2013 IFAO
20 p.
gratuit - free of charge
The Agricultural Dimension of Imperial-Peasant Relations in Mamluk Jordan

Far from the urban centers of military and political power, the Mamluk state maintained an unpredictable relationship with local peoples and attempted to exercise power over them in a way that could best be described as “managerial”. In many ways land was the key to the ever-changing power relations within the Mamluk elite and with local society. The complexities of these relationships are illustrated well in the case of the Transjordan, which comprised the eastern frontier.

This paper is concerned with two related phenomena. The first is the centrality of land in Mamluk policies in the Transjordan and the regime’s relations with local peoples. The second addresses the “decline” of the Mamluk state from the perspective of developments in the local agricultural regime, changing relations between producers and the state, and migrations of populations in Jordan, which were driven, in part, by regional political conflict and economic necessity.
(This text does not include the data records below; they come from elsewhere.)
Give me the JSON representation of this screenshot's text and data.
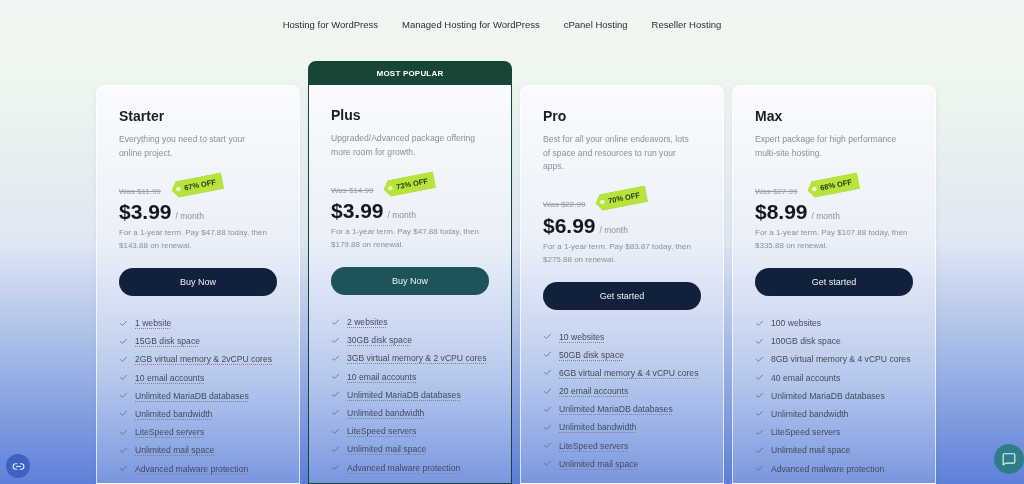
{
  "nav": [
    "Hosting for WordPress",
    "Managed Hosting for WordPress",
    "cPanel Hosting",
    "Reseller Hosting"
  ],
  "plans": [
    {
      "name": "Starter",
      "featured": false,
      "underlined": true,
      "description": "Everything you need to start your online project.",
      "was": "Was $11.99",
      "discount": "67% OFF",
      "price": "$3.99",
      "period": "/ month",
      "note": "For a 1-year term. Pay $47.88 today, then $143.88 on renewal.",
      "button": "Buy Now",
      "features": [
        "1 website",
        "15GB disk space",
        "2GB virtual memory & 2vCPU cores",
        "10 email accounts",
        "Unlimited MariaDB databases",
        "Unlimited bandwidth",
        "LiteSpeed servers",
        "Unlimited mail space",
        "Advanced malware protection"
      ]
    },
    {
      "name": "Plus",
      "featured": true,
      "badge": "MOST POPULAR",
      "underlined": true,
      "description": "Upgraded/Advanced package offering more room for growth.",
      "was": "Was $14.99",
      "discount": "73% OFF",
      "price": "$3.99",
      "period": "/ month",
      "note": "For a 1-year term. Pay $47.88 today, then $179.88 on renewal.",
      "button": "Buy Now",
      "features": [
        "2 websites",
        "30GB disk space",
        "3GB virtual memory & 2 vCPU cores",
        "10 email accounts",
        "Unlimited MariaDB databases",
        "Unlimited bandwidth",
        "LiteSpeed servers",
        "Unlimited mail space",
        "Advanced malware protection"
      ]
    },
    {
      "name": "Pro",
      "featured": false,
      "underlined": true,
      "description": "Best for all your online endeavors, lots of space and resources to run your apps.",
      "was": "Was $22.99",
      "discount": "70% OFF",
      "price": "$6.99",
      "period": "/ month",
      "note": "For a 1-year term. Pay $83.87 today, then $275.88 on renewal.",
      "button": "Get started",
      "features": [
        "10 websites",
        "50GB disk space",
        "6GB virtual memory & 4 vCPU cores",
        "20 email accounts",
        "Unlimited MariaDB databases",
        "Unlimited bandwidth",
        "LiteSpeed servers",
        "Unlimited mail space"
      ]
    },
    {
      "name": "Max",
      "featured": false,
      "underlined": false,
      "description": "Expert package for high performance multi-site hosting.",
      "was": "Was $27.99",
      "discount": "68% OFF",
      "price": "$8.99",
      "period": "/ month",
      "note": "For a 1-year term. Pay $107.88 today, then $335.88 on renewal.",
      "button": "Get started",
      "features": [
        "100 websites",
        "100GB disk space",
        "8GB virtual memory & 4 vCPU cores",
        "40 email accounts",
        "Unlimited MariaDB databases",
        "Unlimited bandwidth",
        "LiteSpeed servers",
        "Unlimited mail space",
        "Advanced malware protection"
      ]
    }
  ]
}
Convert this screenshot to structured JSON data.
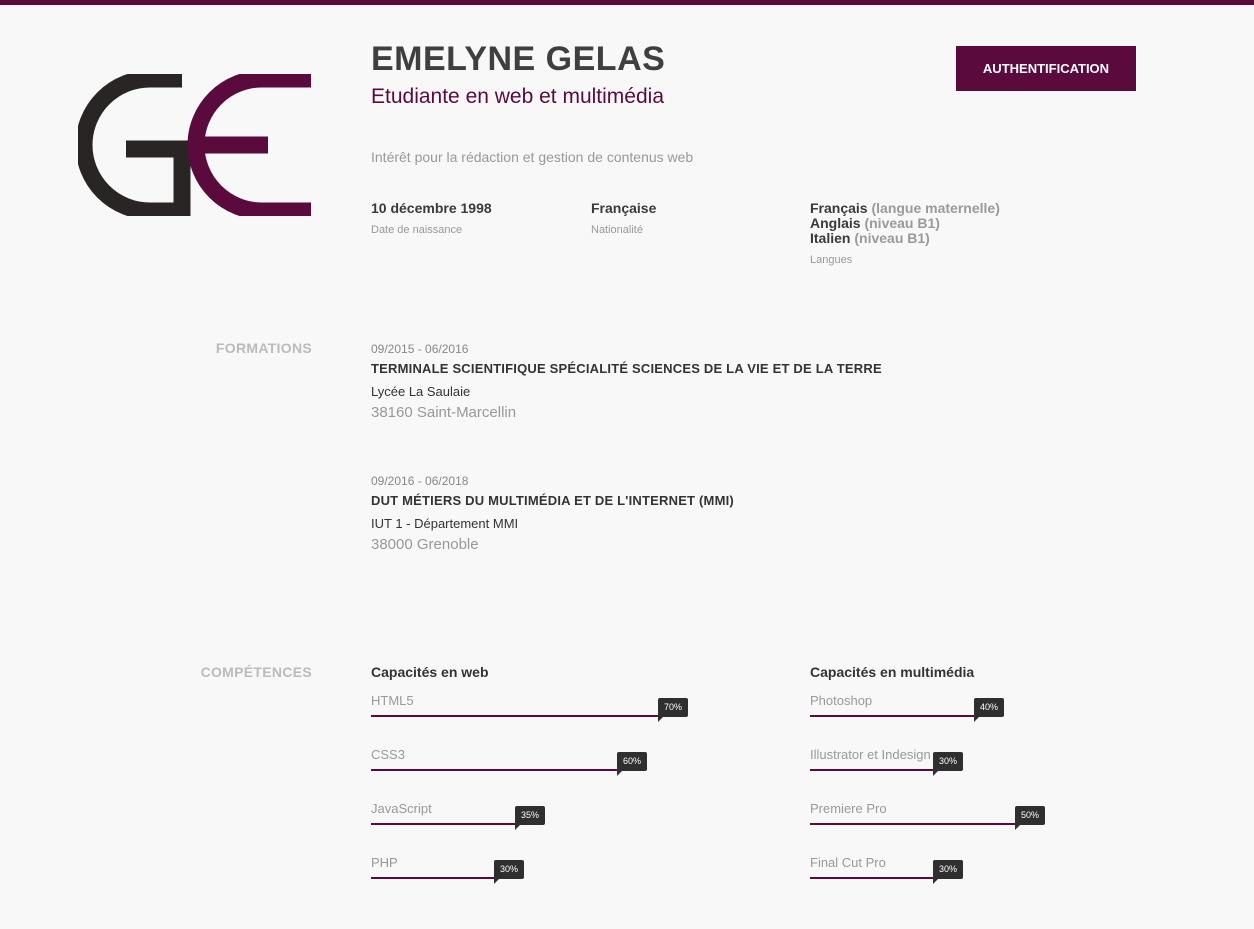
{
  "colors": {
    "accent": "#5b0a3d",
    "logo_dark": "#2a2525",
    "text_dark": "#3f3f3f",
    "text_muted": "#999999",
    "badge_bg": "#2f2f2f",
    "background": "#f8f8f8"
  },
  "header": {
    "logo_icon": "ge-monogram-logo",
    "name": "EMELYNE GELAS",
    "subtitle": "Etudiante en web et multimédia",
    "auth_button_label": "AUTHENTIFICATION",
    "interest": "Intérêt pour la rédaction et gestion de contenus web"
  },
  "info": {
    "birth": {
      "value": "10 décembre 1998",
      "label": "Date de naissance"
    },
    "nationality": {
      "value": "Française",
      "label": "Nationalité"
    },
    "languages": {
      "items": [
        {
          "name": "Français",
          "level": "(langue maternelle)"
        },
        {
          "name": "Anglais",
          "level": "(niveau B1)"
        },
        {
          "name": "Italien",
          "level": "(niveau B1)"
        }
      ],
      "label": "Langues"
    }
  },
  "formations": {
    "section_title": "FORMATIONS",
    "items": [
      {
        "date": "09/2015 - 06/2016",
        "title": "TERMINALE SCIENTIFIQUE SPÉCIALITÉ SCIENCES DE LA VIE ET DE LA TERRE",
        "school": "Lycée La Saulaie",
        "city": "38160 Saint-Marcellin"
      },
      {
        "date": "09/2016 - 06/2018",
        "title": "DUT MÉTIERS DU MULTIMÉDIA ET DE L'INTERNET (MMI)",
        "school": "IUT 1 - Département MMI",
        "city": "38000 Grenoble"
      }
    ]
  },
  "competences": {
    "section_title": "COMPÉTENCES",
    "web": {
      "title": "Capacités en web",
      "skills": [
        {
          "name": "HTML5",
          "percent_label": "70%",
          "level": 0.7
        },
        {
          "name": "CSS3",
          "percent_label": "60%",
          "level": 0.6
        },
        {
          "name": "JavaScript",
          "percent_label": "35%",
          "level": 0.35
        },
        {
          "name": "PHP",
          "percent_label": "30%",
          "level": 0.3
        }
      ]
    },
    "multimedia": {
      "title": "Capacités en multimédia",
      "skills": [
        {
          "name": "Photoshop",
          "percent_label": "40%",
          "level": 0.4
        },
        {
          "name": "Illustrator et Indesign",
          "percent_label": "30%",
          "level": 0.3
        },
        {
          "name": "Premiere Pro",
          "percent_label": "50%",
          "level": 0.5
        },
        {
          "name": "Final Cut Pro",
          "percent_label": "30%",
          "level": 0.3
        }
      ]
    }
  }
}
Adopting an Annaliste perspective on imbedded cycles of change, the rural sphere is interrogated as the locus of contestation and collaboration between ruler and ruled and provides a backdrop for assessing the transformations of the final century of Mamluk rule.

Keywords: mamluk – village life – iqṭāʿāt – agriculture – climate change – drought – Jordan – rural administration.